Aim of the task: Within the data below, find the string "localhost" and return each line where it occurs.

Web page and app entries:
+--

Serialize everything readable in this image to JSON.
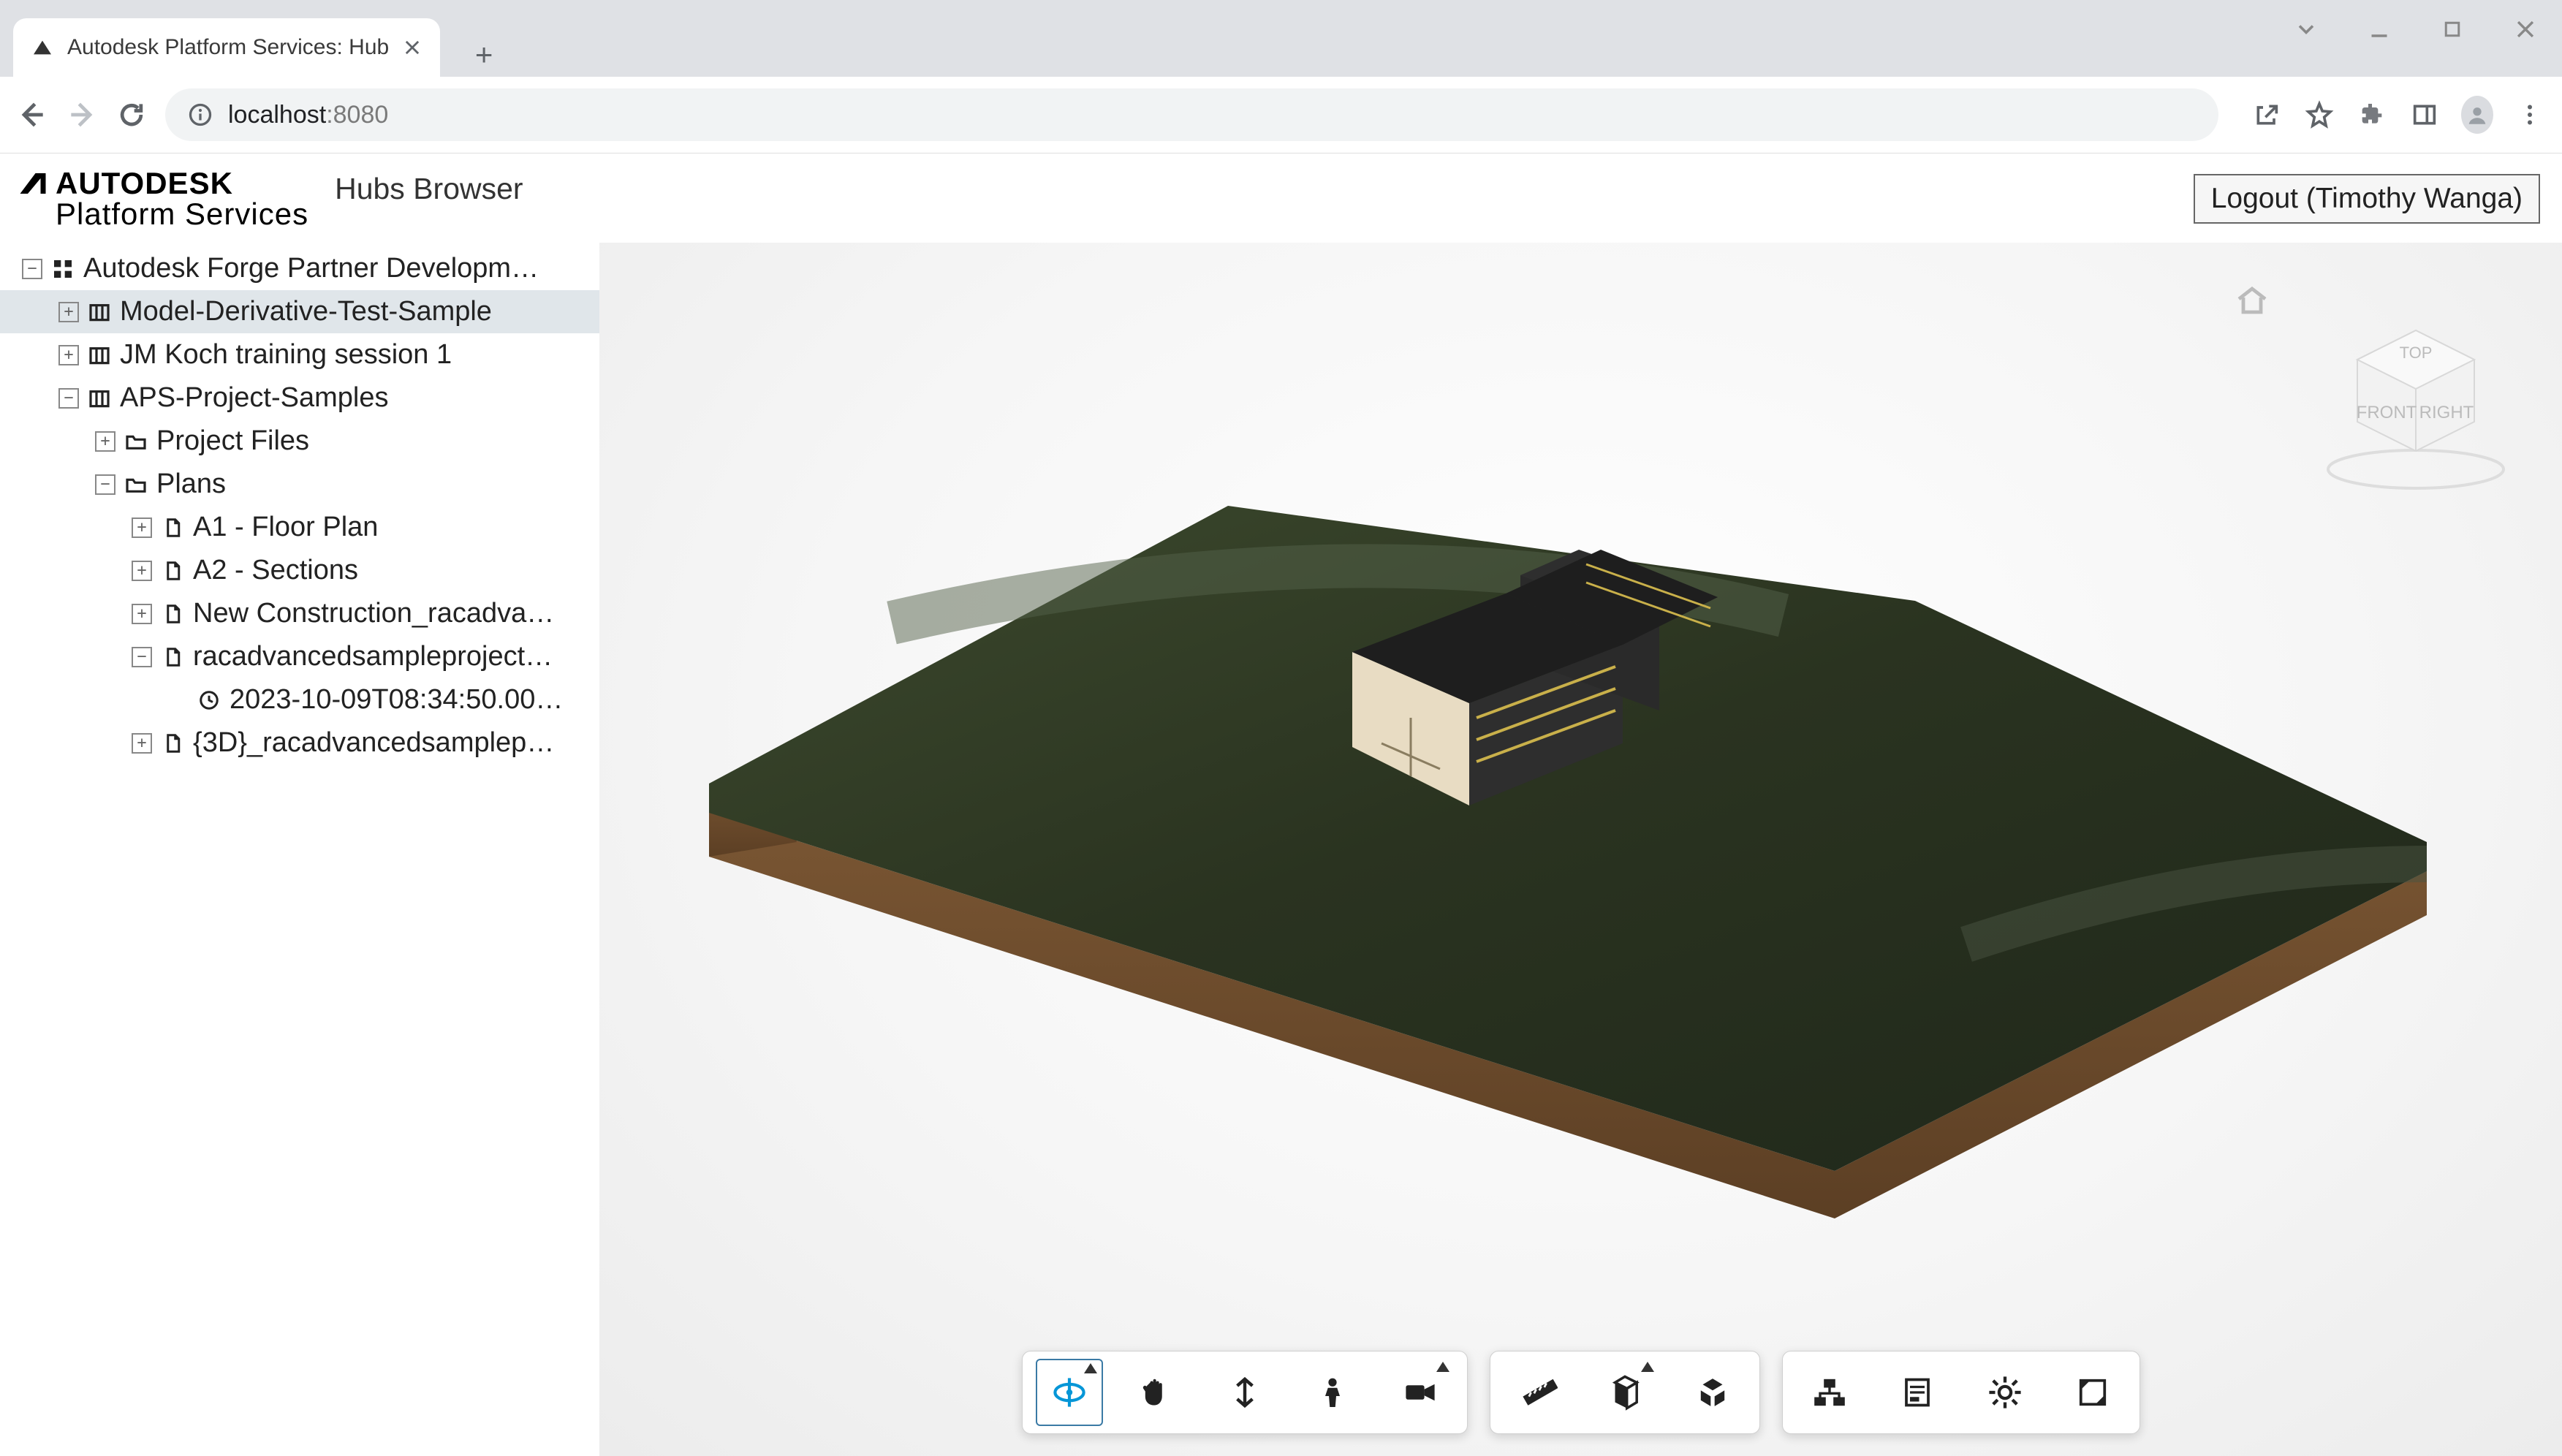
{
  "browser": {
    "tab_title": "Autodesk Platform Services: Hub",
    "url_host": "localhost",
    "url_port": ":8080"
  },
  "header": {
    "brand_line1": "AUTODESK",
    "brand_line2": "Platform Services",
    "title": "Hubs Browser",
    "logout_label": "Logout (Timothy Wanga)"
  },
  "tree": [
    {
      "depth": 0,
      "toggle": "minus",
      "icon": "hub",
      "label": "Autodesk Forge Partner Developm…",
      "sel": false
    },
    {
      "depth": 1,
      "toggle": "plus",
      "icon": "project",
      "label": "Model-Derivative-Test-Sample",
      "sel": true
    },
    {
      "depth": 1,
      "toggle": "plus",
      "icon": "project",
      "label": "JM Koch training session 1",
      "sel": false
    },
    {
      "depth": 1,
      "toggle": "minus",
      "icon": "project",
      "label": "APS-Project-Samples",
      "sel": false
    },
    {
      "depth": 2,
      "toggle": "plus",
      "icon": "folder",
      "label": "Project Files",
      "sel": false
    },
    {
      "depth": 2,
      "toggle": "minus",
      "icon": "folder",
      "label": "Plans",
      "sel": false
    },
    {
      "depth": 3,
      "toggle": "plus",
      "icon": "file",
      "label": "A1 - Floor Plan",
      "sel": false
    },
    {
      "depth": 3,
      "toggle": "plus",
      "icon": "file",
      "label": "A2 - Sections",
      "sel": false
    },
    {
      "depth": 3,
      "toggle": "plus",
      "icon": "file",
      "label": "New Construction_racadva…",
      "sel": false
    },
    {
      "depth": 3,
      "toggle": "minus",
      "icon": "file",
      "label": "racadvancedsampleproject…",
      "sel": false
    },
    {
      "depth": 4,
      "toggle": "none",
      "icon": "clock",
      "label": "2023-10-09T08:34:50.00…",
      "sel": false
    },
    {
      "depth": 3,
      "toggle": "plus",
      "icon": "file",
      "label": "{3D}_racadvancedsamplep…",
      "sel": false
    }
  ],
  "viewcube": {
    "faces": {
      "top": "TOP",
      "front": "FRONT",
      "right": "RIGHT"
    }
  },
  "viewer_tools": {
    "group1": [
      "orbit",
      "pan",
      "dolly",
      "walk",
      "camera"
    ],
    "group2": [
      "measure",
      "section",
      "explode"
    ],
    "group3": [
      "model-browser",
      "properties",
      "settings",
      "fullscreen"
    ],
    "active": "orbit"
  },
  "colors": {
    "terrain_top": "#2f3823",
    "terrain_side": "#6b4a2a",
    "building_wall": "#e8dcc3",
    "building_dark": "#2c2c2c",
    "building_glass_yellow": "#c9b04a"
  }
}
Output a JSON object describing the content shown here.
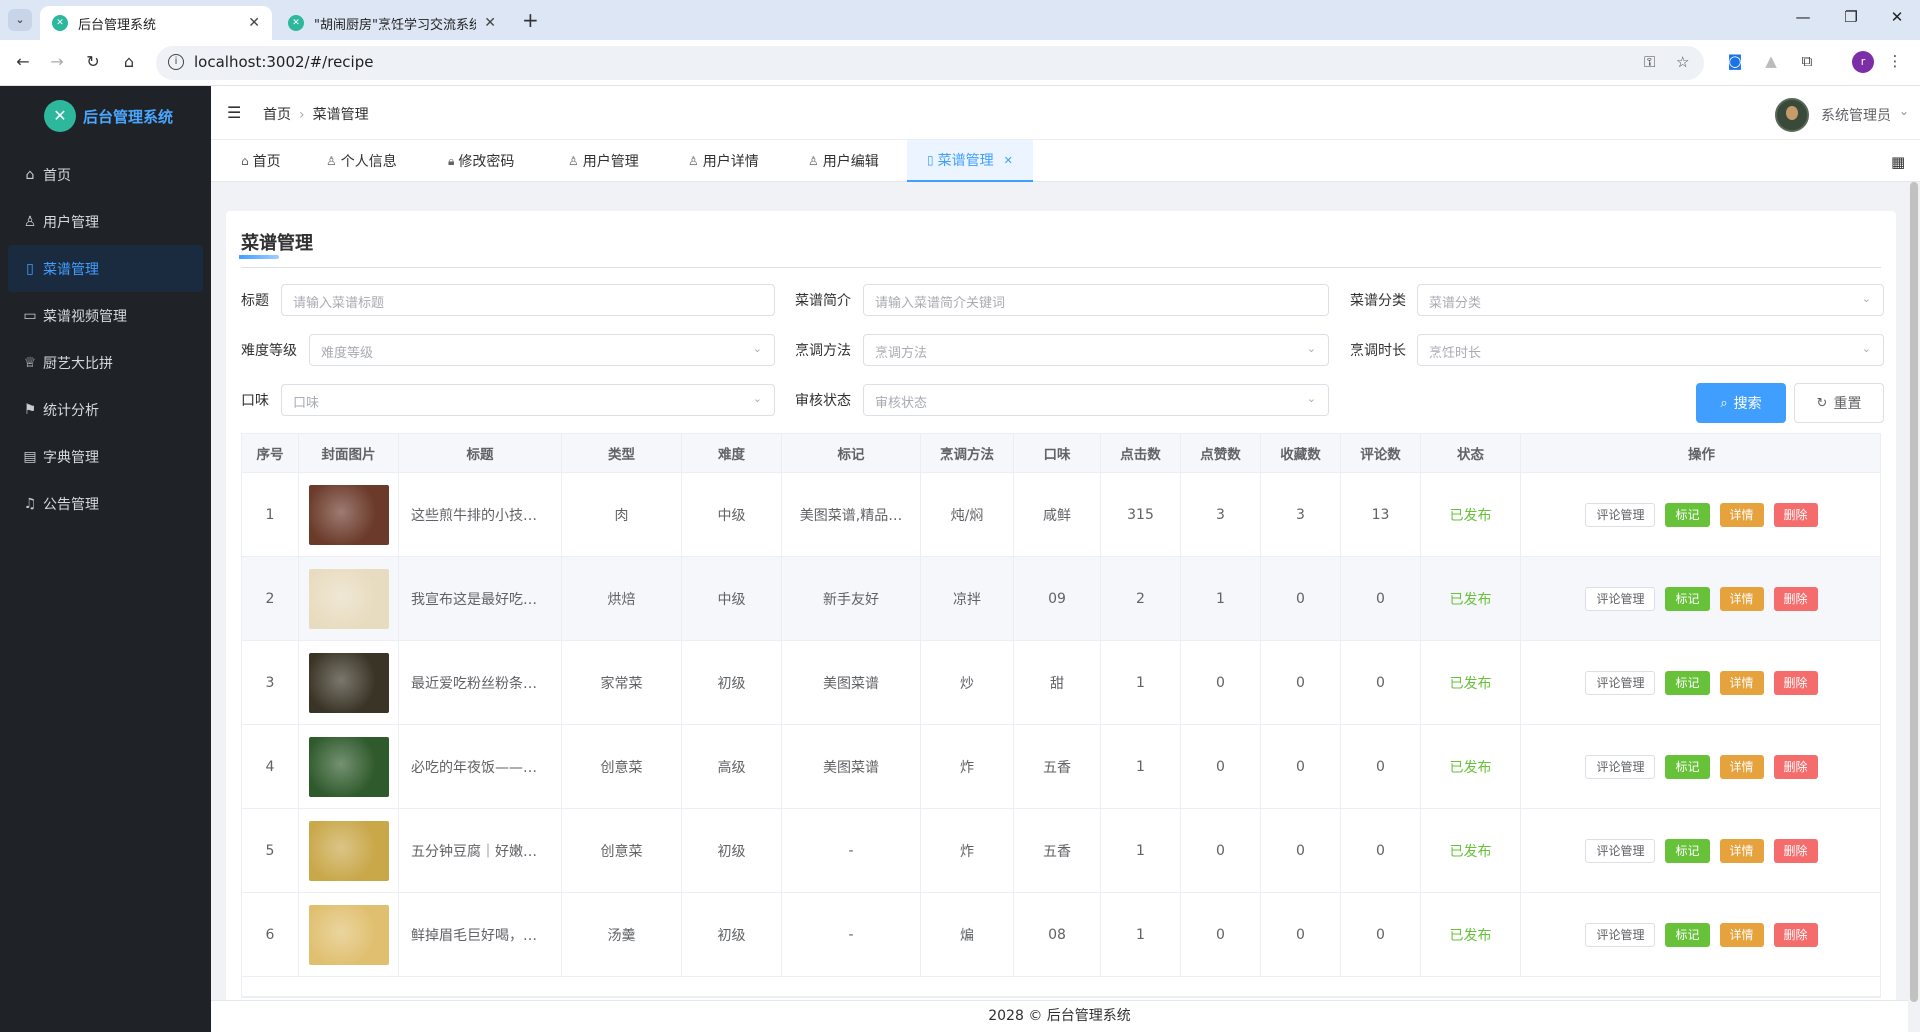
{
  "browser": {
    "tabs": [
      {
        "title": "后台管理系统",
        "active": true
      },
      {
        "title": "\"胡闹厨房\"烹饪学习交流系统",
        "active": false
      }
    ],
    "url": "localhost:3002/#/recipe",
    "profile_initial": "r"
  },
  "sidebar": {
    "brand": "后台管理系统",
    "items": [
      {
        "label": "首页",
        "icon": "home-icon"
      },
      {
        "label": "用户管理",
        "icon": "user-icon"
      },
      {
        "label": "菜谱管理",
        "icon": "document-icon",
        "active": true
      },
      {
        "label": "菜谱视频管理",
        "icon": "video-camera-icon"
      },
      {
        "label": "厨艺大比拼",
        "icon": "trophy-icon"
      },
      {
        "label": "统计分析",
        "icon": "flag-icon"
      },
      {
        "label": "字典管理",
        "icon": "notebook-icon"
      },
      {
        "label": "公告管理",
        "icon": "bell-icon"
      }
    ]
  },
  "header": {
    "breadcrumb": [
      "首页",
      "菜谱管理"
    ],
    "user_name": "系统管理员"
  },
  "tags": [
    {
      "label": "首页",
      "icon": "home-icon"
    },
    {
      "label": "个人信息",
      "icon": "user-icon"
    },
    {
      "label": "修改密码",
      "icon": "lock-icon"
    },
    {
      "label": "用户管理",
      "icon": "user-icon"
    },
    {
      "label": "用户详情",
      "icon": "user-icon"
    },
    {
      "label": "用户编辑",
      "icon": "user-icon"
    },
    {
      "label": "菜谱管理",
      "icon": "document-icon",
      "active": true
    }
  ],
  "page": {
    "title": "菜谱管理",
    "filters": {
      "title_label": "标题",
      "title_placeholder": "请输入菜谱标题",
      "intro_label": "菜谱简介",
      "intro_placeholder": "请输入菜谱简介关键词",
      "category_label": "菜谱分类",
      "category_placeholder": "菜谱分类",
      "difficulty_label": "难度等级",
      "difficulty_placeholder": "难度等级",
      "method_label": "烹调方法",
      "method_placeholder": "烹调方法",
      "duration_label": "烹调时长",
      "duration_placeholder": "烹饪时长",
      "taste_label": "口味",
      "taste_placeholder": "口味",
      "audit_label": "审核状态",
      "audit_placeholder": "审核状态"
    },
    "search_label": "搜索",
    "reset_label": "重置"
  },
  "table": {
    "columns": [
      "序号",
      "封面图片",
      "标题",
      "类型",
      "难度",
      "标记",
      "烹调方法",
      "口味",
      "点击数",
      "点赞数",
      "收藏数",
      "评论数",
      "状态",
      "操作"
    ],
    "actions": {
      "comment": "评论管理",
      "mark": "标记",
      "detail": "详情",
      "delete": "删除"
    },
    "rows": [
      {
        "idx": "1",
        "title": "这些煎牛排的小技…",
        "type": "肉",
        "difficulty": "中级",
        "tag": "美图菜谱,精品…",
        "method": "炖/焖",
        "taste": "咸鲜",
        "clicks": "315",
        "likes": "3",
        "favs": "3",
        "comments": "13",
        "status": "已发布",
        "img_color": "#6b3a2a"
      },
      {
        "idx": "2",
        "title": "我宣布这是最好吃…",
        "type": "烘焙",
        "difficulty": "中级",
        "tag": "新手友好",
        "method": "凉拌",
        "taste": "09",
        "clicks": "2",
        "likes": "1",
        "favs": "0",
        "comments": "0",
        "status": "已发布",
        "img_color": "#e8dcc0"
      },
      {
        "idx": "3",
        "title": "最近爱吃粉丝粉条…",
        "type": "家常菜",
        "difficulty": "初级",
        "tag": "美图菜谱",
        "method": "炒",
        "taste": "甜",
        "clicks": "1",
        "likes": "0",
        "favs": "0",
        "comments": "0",
        "status": "已发布",
        "img_color": "#3a3426"
      },
      {
        "idx": "4",
        "title": "必吃的年夜饭——…",
        "type": "创意菜",
        "difficulty": "高级",
        "tag": "美图菜谱",
        "method": "炸",
        "taste": "五香",
        "clicks": "1",
        "likes": "0",
        "favs": "0",
        "comments": "0",
        "status": "已发布",
        "img_color": "#2f5a2c"
      },
      {
        "idx": "5",
        "title": "五分钟豆腐｜好嫩…",
        "type": "创意菜",
        "difficulty": "初级",
        "tag": "-",
        "method": "炸",
        "taste": "五香",
        "clicks": "1",
        "likes": "0",
        "favs": "0",
        "comments": "0",
        "status": "已发布",
        "img_color": "#c9a84a"
      },
      {
        "idx": "6",
        "title": "鲜掉眉毛巨好喝，…",
        "type": "汤羹",
        "difficulty": "初级",
        "tag": "-",
        "method": "煸",
        "taste": "08",
        "clicks": "1",
        "likes": "0",
        "favs": "0",
        "comments": "0",
        "status": "已发布",
        "img_color": "#e0c070"
      }
    ]
  },
  "footer": "2028 © 后台管理系统"
}
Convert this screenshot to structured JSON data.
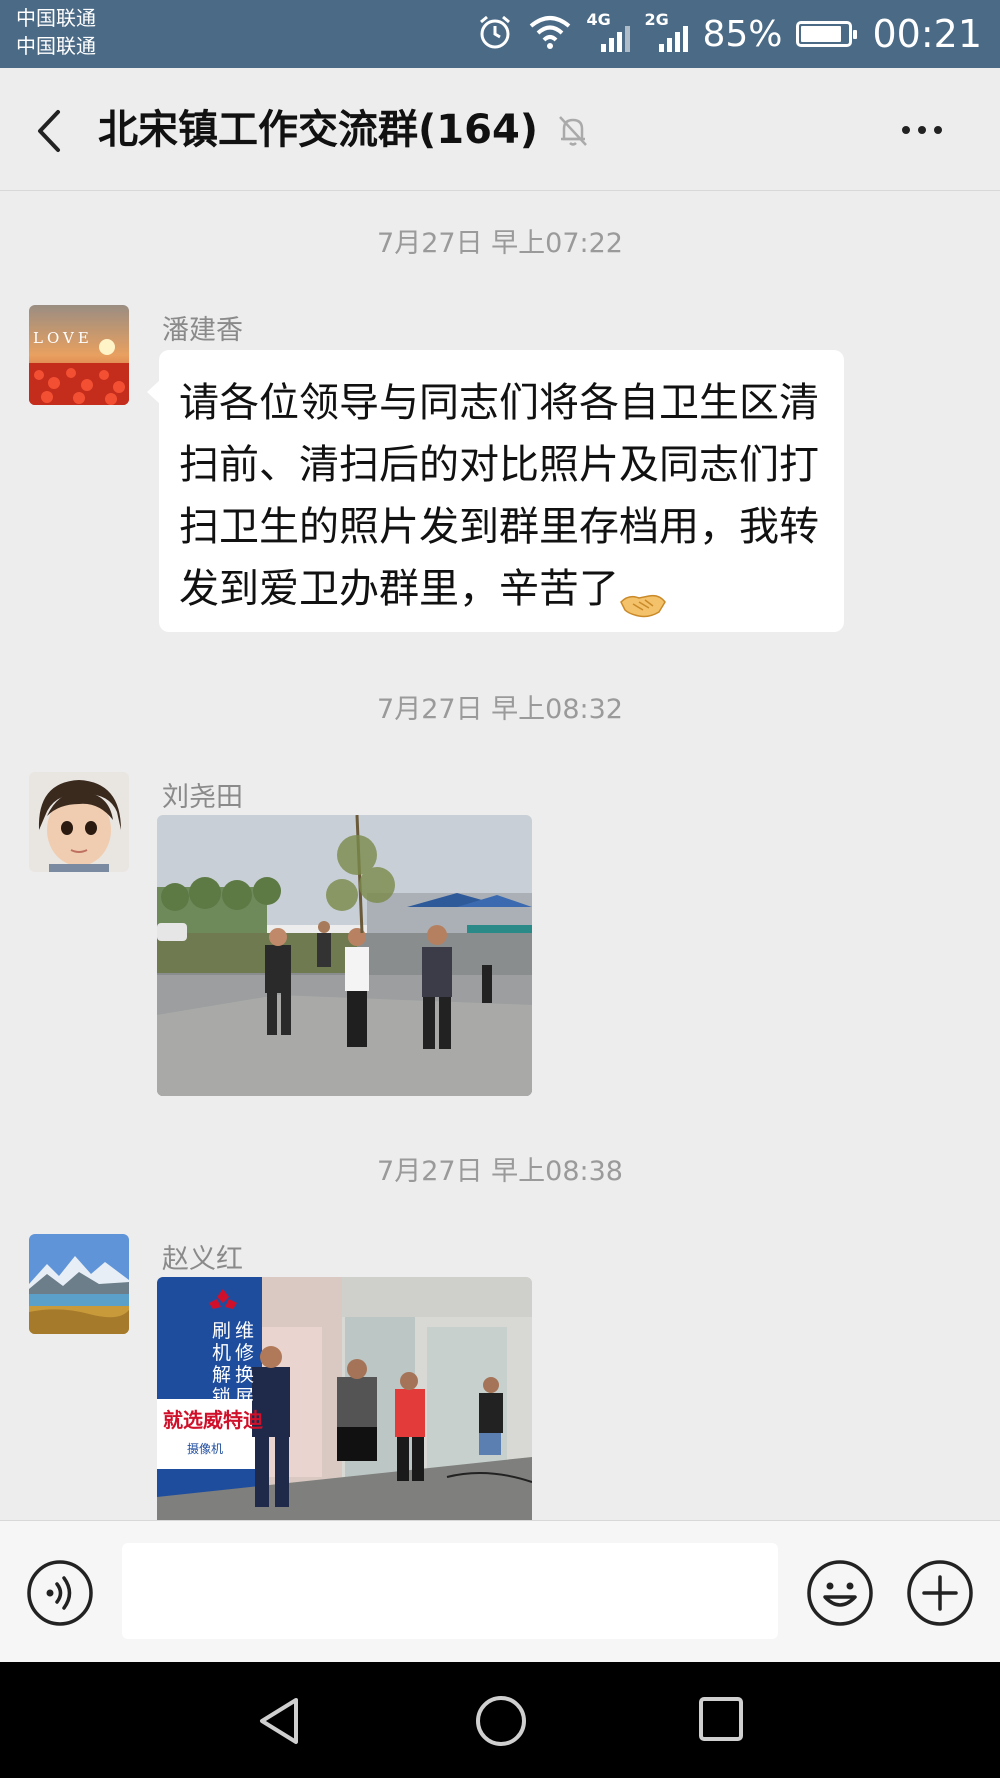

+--

Solution to this task:
    "url_host": "localhost",
    "url": "localhost:3002/#/recipe",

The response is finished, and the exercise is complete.